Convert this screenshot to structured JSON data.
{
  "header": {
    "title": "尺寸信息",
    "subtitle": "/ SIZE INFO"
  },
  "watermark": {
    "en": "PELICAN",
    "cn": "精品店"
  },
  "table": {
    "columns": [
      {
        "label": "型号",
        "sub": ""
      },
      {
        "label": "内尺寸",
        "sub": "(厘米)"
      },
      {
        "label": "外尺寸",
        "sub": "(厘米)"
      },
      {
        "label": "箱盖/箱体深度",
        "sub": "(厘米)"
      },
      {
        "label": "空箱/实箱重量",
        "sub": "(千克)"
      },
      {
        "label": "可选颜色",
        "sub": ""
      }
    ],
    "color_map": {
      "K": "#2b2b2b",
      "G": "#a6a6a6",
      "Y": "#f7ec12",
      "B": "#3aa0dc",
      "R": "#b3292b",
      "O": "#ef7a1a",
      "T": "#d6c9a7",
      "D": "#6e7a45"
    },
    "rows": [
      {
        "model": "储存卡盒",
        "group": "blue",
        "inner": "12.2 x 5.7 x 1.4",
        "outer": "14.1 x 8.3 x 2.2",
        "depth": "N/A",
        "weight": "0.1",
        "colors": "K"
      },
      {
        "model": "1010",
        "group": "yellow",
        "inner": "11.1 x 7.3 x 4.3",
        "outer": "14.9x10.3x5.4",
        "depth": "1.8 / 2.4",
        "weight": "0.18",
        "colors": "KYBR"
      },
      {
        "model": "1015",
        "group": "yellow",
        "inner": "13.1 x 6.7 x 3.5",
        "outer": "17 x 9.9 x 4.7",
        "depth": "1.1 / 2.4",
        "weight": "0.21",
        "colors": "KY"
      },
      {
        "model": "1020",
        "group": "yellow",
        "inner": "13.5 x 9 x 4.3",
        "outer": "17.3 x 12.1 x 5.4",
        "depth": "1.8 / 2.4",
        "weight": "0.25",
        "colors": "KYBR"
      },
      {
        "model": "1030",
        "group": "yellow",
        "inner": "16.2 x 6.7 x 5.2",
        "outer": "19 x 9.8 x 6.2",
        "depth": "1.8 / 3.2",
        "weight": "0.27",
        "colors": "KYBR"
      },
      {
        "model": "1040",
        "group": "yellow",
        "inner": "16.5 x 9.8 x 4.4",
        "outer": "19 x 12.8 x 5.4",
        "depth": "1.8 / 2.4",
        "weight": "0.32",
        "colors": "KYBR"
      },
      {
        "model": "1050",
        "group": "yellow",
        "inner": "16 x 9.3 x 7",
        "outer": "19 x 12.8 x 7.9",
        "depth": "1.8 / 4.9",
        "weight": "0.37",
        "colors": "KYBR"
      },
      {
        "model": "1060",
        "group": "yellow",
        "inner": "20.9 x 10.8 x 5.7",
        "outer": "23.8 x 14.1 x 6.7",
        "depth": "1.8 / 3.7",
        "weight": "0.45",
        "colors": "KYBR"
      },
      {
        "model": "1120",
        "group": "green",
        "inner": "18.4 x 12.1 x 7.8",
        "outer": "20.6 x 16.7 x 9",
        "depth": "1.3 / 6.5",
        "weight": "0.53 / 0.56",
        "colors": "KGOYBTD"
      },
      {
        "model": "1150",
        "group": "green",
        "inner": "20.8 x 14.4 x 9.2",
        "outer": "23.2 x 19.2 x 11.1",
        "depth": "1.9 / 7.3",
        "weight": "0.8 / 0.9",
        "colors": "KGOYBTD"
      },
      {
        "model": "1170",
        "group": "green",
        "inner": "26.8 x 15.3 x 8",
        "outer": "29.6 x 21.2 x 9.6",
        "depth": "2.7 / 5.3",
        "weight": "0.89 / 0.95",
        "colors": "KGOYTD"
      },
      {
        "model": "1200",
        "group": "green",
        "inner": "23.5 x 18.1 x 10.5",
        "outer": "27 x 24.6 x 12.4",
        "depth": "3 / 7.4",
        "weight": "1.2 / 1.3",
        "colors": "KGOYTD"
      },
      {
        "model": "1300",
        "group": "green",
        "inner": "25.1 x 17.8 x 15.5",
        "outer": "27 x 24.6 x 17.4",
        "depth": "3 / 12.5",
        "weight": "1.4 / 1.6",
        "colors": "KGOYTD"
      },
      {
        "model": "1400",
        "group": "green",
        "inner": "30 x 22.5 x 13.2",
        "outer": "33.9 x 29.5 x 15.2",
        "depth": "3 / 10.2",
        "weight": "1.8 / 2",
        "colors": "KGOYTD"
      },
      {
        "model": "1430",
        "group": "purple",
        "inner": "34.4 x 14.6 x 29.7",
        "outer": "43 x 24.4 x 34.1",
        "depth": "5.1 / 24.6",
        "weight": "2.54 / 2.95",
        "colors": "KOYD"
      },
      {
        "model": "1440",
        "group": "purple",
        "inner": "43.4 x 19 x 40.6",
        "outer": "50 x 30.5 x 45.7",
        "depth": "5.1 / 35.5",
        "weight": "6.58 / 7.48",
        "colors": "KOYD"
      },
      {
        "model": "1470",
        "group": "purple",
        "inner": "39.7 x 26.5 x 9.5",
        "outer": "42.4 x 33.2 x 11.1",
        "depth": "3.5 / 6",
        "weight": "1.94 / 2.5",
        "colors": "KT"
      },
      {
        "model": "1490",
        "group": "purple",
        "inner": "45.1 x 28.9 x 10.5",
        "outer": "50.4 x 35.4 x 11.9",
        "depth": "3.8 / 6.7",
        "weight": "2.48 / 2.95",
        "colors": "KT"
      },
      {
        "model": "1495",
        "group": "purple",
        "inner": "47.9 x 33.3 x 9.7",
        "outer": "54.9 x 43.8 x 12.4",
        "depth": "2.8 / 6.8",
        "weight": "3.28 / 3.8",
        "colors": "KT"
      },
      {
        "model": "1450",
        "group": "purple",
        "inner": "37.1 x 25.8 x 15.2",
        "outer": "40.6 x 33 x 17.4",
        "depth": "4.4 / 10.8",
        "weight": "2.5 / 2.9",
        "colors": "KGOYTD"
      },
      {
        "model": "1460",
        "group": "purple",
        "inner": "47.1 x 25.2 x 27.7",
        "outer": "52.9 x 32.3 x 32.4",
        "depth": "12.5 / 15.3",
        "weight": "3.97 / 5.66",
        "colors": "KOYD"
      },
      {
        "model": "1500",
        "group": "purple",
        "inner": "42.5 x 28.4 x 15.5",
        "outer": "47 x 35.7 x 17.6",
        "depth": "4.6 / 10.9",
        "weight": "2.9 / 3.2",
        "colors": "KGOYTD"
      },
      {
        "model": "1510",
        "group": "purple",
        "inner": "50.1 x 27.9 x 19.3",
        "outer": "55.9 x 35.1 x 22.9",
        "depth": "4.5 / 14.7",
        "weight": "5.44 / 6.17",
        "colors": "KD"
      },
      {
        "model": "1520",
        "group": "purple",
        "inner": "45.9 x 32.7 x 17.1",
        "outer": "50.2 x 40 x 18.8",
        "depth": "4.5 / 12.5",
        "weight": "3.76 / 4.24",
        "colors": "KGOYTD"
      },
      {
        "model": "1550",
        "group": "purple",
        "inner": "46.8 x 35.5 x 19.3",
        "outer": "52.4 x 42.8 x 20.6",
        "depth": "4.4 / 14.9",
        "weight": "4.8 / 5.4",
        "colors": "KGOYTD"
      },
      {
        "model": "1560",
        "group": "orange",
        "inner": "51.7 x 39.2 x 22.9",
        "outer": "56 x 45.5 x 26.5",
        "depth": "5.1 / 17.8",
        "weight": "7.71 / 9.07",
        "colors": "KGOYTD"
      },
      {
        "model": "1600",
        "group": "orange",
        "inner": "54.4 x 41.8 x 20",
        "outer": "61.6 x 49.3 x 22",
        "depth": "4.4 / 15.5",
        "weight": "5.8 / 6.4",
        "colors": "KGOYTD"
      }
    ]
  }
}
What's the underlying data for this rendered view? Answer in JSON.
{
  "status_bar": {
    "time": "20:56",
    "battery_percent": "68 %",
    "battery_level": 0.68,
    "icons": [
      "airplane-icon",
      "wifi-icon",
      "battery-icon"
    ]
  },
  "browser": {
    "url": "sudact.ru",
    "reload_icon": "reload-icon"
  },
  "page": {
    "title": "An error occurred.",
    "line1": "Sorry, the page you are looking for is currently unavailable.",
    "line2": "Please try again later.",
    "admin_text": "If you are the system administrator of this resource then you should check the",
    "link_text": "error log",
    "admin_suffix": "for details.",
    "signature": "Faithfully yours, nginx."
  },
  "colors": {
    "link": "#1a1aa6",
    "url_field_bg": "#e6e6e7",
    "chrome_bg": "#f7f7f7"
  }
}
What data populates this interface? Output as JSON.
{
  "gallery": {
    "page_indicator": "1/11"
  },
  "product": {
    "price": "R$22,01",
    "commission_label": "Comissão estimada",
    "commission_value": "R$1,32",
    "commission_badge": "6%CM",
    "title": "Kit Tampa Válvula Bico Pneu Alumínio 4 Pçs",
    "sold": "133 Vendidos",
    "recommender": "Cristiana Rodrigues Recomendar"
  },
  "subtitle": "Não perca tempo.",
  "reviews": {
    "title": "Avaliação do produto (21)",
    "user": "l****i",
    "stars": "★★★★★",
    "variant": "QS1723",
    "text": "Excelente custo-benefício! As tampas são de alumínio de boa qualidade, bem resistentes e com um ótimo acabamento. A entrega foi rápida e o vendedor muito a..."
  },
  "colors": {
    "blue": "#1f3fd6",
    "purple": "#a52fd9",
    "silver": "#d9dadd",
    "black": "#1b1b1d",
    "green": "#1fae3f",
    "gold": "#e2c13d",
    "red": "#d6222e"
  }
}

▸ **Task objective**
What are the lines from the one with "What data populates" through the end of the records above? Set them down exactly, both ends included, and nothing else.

▸ **Exercise result**
What data populates this interface? Output as JSON.
{
  "gallery": {
    "page_indicator": "1/11"
  },
  "product": {
    "price": "R$22,01",
    "commission_label": "Comissão estimada",
    "commission_value": "R$1,32",
    "commission_badge": "6%CM",
    "title": "Kit Tampa Válvula Bico Pneu Alumínio 4 Pçs",
    "sold": "133 Vendidos",
    "recommender": "Cristiana Rodrigues Recomendar"
  },
  "subtitle": "Não perca tempo.",
  "reviews": {
    "title": "Avaliação do produto (21)",
    "user": "l****i",
    "stars": "★★★★★",
    "variant": "QS1723",
    "text": "Excelente custo-benefício! As tampas são de alumínio de boa qualidade, bem resistentes e com um ótimo acabamento. A entrega foi rápida e o vendedor muito a..."
  },
  "colors": {
    "blue": "#1f3fd6",
    "purple": "#a52fd9",
    "silver": "#d9dadd",
    "black": "#1b1b1d",
    "green": "#1fae3f",
    "gold": "#e2c13d",
    "red": "#d6222e"
  }
}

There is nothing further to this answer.